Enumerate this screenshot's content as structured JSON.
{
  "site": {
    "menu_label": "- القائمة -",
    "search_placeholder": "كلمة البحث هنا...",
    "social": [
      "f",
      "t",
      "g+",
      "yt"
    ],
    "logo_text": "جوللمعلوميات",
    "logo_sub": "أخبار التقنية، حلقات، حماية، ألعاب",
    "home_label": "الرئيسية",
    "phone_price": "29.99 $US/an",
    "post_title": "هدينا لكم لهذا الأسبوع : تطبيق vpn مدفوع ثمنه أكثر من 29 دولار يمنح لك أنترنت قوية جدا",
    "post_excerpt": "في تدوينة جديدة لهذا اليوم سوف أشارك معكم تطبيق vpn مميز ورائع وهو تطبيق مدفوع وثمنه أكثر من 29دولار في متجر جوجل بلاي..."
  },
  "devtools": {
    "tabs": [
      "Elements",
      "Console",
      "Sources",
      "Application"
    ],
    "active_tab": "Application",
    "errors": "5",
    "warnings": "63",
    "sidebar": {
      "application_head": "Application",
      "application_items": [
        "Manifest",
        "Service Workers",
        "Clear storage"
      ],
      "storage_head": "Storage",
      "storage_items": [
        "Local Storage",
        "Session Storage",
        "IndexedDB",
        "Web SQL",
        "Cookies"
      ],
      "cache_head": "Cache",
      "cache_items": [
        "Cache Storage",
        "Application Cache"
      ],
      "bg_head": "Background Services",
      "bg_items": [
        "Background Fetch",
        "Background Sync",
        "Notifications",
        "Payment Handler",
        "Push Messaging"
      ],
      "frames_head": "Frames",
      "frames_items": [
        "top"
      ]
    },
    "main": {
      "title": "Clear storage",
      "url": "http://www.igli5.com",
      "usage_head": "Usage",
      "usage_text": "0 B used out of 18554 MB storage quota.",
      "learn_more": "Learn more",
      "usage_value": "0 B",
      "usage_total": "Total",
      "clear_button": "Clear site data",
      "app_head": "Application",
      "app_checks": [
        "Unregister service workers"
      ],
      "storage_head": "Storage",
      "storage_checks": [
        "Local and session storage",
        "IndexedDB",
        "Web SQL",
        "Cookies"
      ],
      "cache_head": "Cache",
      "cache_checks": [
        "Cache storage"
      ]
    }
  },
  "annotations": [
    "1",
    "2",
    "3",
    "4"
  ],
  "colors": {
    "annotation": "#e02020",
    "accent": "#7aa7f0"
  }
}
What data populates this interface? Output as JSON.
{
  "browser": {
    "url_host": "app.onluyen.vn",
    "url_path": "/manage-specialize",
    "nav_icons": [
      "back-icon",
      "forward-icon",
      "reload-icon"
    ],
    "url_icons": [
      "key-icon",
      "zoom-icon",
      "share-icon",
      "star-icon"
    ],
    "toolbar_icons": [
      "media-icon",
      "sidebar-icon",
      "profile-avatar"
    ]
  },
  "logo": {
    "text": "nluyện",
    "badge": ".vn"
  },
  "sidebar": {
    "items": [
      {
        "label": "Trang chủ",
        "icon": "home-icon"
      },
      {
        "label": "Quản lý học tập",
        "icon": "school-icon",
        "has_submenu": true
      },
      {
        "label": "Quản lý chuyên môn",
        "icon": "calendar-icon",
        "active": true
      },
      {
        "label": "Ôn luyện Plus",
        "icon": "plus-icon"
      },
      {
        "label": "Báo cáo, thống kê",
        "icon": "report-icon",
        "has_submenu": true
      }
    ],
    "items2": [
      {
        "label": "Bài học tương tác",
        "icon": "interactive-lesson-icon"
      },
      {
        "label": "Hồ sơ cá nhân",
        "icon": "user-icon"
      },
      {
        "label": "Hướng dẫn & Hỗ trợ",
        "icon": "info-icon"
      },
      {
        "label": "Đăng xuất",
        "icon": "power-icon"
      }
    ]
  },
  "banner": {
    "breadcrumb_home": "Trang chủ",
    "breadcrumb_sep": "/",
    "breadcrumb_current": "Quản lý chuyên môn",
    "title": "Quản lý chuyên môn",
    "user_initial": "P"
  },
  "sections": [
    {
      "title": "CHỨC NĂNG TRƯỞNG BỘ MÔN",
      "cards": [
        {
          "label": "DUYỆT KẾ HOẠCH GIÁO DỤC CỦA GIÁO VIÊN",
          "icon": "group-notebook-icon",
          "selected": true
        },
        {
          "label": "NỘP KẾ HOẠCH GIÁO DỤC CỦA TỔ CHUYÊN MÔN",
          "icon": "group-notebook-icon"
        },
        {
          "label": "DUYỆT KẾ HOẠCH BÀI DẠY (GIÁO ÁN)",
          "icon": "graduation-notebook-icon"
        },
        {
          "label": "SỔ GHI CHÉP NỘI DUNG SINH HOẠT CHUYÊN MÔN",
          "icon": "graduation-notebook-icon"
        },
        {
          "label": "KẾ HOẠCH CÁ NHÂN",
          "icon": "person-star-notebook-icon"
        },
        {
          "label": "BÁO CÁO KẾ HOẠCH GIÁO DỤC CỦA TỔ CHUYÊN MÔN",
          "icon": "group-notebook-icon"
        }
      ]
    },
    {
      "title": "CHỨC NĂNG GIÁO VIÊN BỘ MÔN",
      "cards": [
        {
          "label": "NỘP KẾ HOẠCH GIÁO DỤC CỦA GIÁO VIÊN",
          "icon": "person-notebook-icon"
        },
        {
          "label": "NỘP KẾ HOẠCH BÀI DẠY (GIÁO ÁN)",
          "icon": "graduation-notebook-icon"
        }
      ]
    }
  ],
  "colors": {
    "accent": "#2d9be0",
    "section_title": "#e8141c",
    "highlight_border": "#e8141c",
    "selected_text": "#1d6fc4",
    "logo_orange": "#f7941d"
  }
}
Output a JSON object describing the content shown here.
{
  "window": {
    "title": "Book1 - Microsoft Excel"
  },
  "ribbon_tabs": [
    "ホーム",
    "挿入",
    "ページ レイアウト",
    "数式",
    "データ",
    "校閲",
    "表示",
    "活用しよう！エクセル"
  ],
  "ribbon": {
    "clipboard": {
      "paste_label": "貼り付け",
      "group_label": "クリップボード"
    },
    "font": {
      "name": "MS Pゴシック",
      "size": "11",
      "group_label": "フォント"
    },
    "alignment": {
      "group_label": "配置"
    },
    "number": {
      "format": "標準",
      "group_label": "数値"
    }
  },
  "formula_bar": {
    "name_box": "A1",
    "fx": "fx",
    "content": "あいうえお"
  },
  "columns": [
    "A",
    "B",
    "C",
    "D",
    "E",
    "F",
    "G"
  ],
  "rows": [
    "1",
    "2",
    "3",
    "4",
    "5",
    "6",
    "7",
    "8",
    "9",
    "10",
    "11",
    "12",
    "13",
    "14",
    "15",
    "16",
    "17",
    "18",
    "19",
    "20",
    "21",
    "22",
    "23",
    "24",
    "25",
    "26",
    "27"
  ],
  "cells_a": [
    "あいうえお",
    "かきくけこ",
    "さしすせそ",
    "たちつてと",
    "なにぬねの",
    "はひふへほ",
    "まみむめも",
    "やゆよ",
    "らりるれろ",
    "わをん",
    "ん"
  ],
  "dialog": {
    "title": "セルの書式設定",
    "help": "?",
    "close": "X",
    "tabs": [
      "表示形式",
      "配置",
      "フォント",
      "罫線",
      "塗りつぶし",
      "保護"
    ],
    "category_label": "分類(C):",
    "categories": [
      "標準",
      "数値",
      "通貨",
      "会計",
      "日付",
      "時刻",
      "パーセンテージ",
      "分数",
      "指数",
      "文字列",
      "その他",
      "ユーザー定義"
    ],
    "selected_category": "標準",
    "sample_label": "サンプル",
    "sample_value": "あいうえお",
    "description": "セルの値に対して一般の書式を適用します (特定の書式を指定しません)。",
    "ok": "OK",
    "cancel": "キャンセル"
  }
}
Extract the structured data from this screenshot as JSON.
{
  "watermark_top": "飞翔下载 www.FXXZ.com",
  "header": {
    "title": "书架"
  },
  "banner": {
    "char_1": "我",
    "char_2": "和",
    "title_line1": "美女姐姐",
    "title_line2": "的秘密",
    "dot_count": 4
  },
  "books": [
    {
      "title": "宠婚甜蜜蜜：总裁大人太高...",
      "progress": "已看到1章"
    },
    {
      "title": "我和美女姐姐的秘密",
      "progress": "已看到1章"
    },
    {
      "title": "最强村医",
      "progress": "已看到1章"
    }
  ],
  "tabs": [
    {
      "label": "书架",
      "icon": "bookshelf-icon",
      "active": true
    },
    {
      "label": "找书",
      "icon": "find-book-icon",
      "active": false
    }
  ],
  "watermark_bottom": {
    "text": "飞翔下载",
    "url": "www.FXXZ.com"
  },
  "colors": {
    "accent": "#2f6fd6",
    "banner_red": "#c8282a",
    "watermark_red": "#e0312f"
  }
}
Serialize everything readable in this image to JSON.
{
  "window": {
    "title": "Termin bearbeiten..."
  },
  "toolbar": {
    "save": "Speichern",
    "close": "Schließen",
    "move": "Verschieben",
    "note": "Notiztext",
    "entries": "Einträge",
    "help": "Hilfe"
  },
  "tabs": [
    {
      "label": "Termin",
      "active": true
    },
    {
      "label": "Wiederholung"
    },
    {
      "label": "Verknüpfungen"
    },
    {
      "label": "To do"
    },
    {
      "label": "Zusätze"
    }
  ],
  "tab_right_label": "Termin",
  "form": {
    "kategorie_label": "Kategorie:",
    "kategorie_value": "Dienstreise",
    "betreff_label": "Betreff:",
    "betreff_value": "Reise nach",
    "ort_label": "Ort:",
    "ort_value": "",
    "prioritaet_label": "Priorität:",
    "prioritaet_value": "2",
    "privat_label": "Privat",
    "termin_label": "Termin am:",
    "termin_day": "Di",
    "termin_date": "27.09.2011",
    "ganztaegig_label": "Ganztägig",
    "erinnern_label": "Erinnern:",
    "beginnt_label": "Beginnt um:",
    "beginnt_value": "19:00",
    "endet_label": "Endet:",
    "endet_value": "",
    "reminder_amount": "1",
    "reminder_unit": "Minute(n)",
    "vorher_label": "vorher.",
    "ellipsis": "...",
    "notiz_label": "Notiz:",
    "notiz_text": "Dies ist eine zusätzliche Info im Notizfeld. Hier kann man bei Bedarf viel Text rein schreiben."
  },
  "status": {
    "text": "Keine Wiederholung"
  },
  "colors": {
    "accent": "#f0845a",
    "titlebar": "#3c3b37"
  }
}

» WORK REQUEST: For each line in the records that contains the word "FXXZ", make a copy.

» PROBLEM SOLUTION:
  "watermark_top": "飞翔下载 www.FXXZ.com",
    "url": "www.FXXZ.com"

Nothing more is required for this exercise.